The commissioners gave April triple-duty, also naming it Parkinson’s Disease Awareness Month and Motorcycle Awareness Month. They also proclaimed April 21-27 to be National Volunteer Week in Buncombe.
In other business, commissioners voted 5-0 to reappoint Richard Harris as the county’s representative on Weaverville’s Board of Adjustment.
The commissioners also approved an application for state Rural Operating Assistance Program Funds for Transportation. The annual grant — totaling $167,529 — funds such services as Mountain Mobility, which transports elderly and disabled Buncombe residents and also provides employment-related transportation for Work First clients.
The county is seeking an additional $95,510 to support current employment-transportation services and to expand the services, reported Planning Director Denise Braine. The state has cut Buncombe’s annual ROAP grant by 5 percent from the last fiscal year. Without the additional funding, some services can’t be provided, she noted.
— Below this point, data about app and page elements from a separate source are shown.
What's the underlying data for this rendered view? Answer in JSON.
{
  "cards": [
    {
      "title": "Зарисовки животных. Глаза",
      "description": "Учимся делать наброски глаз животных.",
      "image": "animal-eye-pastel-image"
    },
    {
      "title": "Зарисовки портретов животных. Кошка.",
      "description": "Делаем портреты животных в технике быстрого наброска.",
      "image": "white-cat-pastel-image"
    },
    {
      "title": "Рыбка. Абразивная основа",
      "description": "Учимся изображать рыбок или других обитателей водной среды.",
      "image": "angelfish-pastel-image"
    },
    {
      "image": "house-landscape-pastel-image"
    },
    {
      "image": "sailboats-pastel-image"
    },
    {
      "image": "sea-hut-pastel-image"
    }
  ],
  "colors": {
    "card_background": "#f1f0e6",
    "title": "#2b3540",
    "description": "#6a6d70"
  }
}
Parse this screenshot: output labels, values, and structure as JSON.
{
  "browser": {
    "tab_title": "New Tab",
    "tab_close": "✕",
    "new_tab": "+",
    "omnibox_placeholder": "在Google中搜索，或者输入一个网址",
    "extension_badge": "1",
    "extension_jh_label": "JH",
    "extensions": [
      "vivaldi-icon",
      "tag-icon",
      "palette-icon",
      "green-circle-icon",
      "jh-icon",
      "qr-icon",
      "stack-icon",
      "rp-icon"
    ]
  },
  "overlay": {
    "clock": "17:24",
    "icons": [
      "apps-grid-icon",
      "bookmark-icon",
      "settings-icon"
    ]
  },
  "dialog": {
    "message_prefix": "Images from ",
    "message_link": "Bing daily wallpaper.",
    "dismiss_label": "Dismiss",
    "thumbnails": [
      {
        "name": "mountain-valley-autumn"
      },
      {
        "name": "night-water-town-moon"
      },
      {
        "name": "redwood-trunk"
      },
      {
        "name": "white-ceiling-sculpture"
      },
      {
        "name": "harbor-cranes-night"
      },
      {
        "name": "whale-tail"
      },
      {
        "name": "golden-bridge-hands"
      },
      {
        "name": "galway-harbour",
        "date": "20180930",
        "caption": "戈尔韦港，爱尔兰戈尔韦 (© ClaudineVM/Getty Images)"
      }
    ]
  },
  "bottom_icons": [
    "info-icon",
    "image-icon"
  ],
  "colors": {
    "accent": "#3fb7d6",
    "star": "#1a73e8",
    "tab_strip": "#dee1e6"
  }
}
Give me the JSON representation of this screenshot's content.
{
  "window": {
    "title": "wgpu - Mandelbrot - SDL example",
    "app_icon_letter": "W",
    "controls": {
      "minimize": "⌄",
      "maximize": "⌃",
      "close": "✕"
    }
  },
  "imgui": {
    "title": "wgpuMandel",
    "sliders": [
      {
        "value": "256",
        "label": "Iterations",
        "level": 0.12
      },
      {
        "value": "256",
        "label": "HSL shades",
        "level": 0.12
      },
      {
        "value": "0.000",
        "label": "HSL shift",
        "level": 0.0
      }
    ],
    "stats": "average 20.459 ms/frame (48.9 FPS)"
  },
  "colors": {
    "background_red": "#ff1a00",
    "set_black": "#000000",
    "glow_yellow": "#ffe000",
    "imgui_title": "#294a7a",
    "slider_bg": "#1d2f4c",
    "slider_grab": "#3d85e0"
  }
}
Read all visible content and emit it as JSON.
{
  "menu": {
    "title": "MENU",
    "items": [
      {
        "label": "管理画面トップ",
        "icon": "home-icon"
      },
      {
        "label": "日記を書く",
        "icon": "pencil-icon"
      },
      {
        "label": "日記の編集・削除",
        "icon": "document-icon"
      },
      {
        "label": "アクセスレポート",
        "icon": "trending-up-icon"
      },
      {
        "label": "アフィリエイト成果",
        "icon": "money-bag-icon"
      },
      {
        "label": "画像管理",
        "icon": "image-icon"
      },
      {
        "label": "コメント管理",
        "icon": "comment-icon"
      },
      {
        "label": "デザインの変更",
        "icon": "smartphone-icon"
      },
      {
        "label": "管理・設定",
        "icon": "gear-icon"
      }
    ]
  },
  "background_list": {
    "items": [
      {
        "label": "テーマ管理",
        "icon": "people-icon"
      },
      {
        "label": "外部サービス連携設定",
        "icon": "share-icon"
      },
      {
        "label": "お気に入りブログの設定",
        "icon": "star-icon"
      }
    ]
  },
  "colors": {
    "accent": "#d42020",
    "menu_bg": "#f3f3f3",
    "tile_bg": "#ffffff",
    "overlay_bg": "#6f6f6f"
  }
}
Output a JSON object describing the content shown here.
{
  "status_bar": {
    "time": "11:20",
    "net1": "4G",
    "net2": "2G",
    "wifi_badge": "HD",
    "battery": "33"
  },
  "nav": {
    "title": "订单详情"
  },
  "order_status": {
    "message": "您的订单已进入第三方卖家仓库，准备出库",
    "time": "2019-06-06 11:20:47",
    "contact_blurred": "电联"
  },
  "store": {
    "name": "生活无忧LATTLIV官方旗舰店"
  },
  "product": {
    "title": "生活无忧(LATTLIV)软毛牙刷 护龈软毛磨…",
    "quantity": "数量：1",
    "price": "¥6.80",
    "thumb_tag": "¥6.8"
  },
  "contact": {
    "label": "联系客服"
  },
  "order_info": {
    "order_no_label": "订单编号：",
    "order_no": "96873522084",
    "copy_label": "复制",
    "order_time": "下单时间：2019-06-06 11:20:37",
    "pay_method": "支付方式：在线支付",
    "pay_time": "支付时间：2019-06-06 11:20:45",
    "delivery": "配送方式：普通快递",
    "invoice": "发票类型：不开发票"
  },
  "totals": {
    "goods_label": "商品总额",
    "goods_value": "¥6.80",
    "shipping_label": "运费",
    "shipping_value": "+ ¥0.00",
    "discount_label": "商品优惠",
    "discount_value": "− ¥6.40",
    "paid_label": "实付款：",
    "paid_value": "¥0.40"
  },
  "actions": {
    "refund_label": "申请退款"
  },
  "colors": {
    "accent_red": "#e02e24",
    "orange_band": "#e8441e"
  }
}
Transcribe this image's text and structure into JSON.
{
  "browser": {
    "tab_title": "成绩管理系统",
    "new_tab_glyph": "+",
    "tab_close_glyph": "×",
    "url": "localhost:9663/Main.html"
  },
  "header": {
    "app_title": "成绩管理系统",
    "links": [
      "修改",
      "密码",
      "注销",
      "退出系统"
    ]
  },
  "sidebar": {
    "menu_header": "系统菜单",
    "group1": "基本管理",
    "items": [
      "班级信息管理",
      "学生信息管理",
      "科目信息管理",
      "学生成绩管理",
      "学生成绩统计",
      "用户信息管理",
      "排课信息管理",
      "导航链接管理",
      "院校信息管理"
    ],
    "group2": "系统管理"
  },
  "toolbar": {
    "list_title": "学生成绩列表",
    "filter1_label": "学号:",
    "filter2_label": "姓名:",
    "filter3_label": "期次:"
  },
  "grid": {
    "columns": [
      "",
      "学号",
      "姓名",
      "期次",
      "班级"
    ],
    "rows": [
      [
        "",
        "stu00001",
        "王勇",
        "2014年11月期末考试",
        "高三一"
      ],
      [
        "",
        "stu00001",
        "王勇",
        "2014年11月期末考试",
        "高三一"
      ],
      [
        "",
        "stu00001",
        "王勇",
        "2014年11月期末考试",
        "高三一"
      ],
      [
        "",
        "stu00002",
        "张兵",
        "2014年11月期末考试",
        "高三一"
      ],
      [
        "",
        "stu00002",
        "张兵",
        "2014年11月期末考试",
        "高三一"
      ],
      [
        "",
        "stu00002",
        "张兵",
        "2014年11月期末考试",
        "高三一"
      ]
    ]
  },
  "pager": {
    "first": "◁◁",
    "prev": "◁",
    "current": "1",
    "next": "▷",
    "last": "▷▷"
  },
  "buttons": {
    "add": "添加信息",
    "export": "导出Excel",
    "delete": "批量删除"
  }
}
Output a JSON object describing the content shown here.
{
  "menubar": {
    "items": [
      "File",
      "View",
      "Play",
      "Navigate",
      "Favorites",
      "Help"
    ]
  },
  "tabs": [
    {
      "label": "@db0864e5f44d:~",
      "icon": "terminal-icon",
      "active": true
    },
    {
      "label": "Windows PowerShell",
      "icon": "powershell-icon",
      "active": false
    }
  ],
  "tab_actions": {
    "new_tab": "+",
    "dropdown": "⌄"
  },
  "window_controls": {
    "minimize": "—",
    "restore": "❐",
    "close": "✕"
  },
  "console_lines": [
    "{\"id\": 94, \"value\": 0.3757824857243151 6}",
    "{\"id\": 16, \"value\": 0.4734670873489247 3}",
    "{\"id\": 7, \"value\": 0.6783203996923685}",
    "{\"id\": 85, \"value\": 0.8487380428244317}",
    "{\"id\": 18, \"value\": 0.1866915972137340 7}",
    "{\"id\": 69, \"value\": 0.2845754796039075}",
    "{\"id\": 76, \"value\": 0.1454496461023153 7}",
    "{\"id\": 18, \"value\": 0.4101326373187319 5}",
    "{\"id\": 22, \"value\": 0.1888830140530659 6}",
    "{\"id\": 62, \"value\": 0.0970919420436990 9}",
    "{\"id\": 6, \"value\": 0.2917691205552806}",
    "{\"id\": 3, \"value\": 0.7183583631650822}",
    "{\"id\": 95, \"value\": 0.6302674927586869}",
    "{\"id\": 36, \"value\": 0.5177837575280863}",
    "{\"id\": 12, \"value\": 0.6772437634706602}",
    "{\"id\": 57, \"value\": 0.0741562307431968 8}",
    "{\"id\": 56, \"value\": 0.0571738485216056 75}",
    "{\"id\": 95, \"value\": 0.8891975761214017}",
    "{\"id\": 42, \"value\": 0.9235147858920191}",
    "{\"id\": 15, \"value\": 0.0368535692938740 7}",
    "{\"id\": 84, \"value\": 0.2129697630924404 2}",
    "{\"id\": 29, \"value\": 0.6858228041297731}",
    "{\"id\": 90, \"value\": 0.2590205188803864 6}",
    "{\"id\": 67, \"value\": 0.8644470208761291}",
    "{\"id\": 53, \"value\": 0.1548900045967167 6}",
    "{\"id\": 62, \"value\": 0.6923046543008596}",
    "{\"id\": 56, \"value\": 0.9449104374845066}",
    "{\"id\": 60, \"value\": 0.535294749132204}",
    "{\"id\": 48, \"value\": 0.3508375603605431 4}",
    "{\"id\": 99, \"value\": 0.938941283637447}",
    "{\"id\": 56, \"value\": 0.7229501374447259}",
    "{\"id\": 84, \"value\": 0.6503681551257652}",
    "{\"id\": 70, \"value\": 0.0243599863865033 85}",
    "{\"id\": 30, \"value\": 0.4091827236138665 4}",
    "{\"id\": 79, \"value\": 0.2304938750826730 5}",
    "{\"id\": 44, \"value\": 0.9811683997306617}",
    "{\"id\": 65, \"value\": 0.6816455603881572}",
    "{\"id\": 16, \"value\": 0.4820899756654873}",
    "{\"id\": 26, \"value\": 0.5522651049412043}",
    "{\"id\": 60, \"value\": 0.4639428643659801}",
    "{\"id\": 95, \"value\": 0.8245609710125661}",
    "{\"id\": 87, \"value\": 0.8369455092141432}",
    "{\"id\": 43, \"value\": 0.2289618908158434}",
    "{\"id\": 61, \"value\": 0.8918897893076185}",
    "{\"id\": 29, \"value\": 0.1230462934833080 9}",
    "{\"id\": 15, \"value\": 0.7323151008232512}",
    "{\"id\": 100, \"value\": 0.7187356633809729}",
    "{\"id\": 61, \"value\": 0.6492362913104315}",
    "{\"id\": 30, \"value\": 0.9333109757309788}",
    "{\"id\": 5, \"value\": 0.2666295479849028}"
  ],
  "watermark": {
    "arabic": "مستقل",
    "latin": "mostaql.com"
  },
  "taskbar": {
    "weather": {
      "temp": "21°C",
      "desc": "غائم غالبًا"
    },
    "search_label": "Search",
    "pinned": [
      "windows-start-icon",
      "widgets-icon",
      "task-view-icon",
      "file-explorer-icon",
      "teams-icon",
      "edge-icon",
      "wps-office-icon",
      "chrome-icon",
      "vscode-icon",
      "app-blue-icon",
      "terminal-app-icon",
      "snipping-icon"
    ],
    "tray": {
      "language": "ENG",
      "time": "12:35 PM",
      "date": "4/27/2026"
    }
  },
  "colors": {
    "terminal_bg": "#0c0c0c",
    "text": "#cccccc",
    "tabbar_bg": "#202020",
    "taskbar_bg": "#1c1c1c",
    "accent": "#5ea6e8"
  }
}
The Buncombe County commissioners approved the following items by consent at their April 9 meeting:
• the minutes of their March 19 regular meeting;
• conveying two lots acquired through the FEMA Hazard Mitigation Grant Program to the town of Black Mountain to be used for recreational purposes;
• a petition to add Justice Ridge Terrace to the state highway system;
• a request by the town of Woodfin that the state Department of Transportation shift responsibility for maintaining the following state roads to the town: 1712, 2080, 2081, 2082, 2083, 2084, 2085, 2086, 2087, 2264 and 2282;
• a capital-projects ordinance appropriating $14,668 in contingency funds for improvements to Hominy Valley Park;
• the following budget amendments: summer youth programs ($38,000); Recreation Services for fireworks at Lake Julian ($9,000); Department of Juvenile Justice and Delinquency Prevention ($266); Sheriff’s Department donations ($2,983);
• a release report correcting Tax Department errors;
• a resolution declaring the county’s intention to reimburse itself from the proceeds of one or more tax-exempt financings for certain expenditures to be made in connection with the purchase of computer equipment and software for one-stop permitting;
• a $366,676 grant agreement to improve security at the Asheville Regional Airport.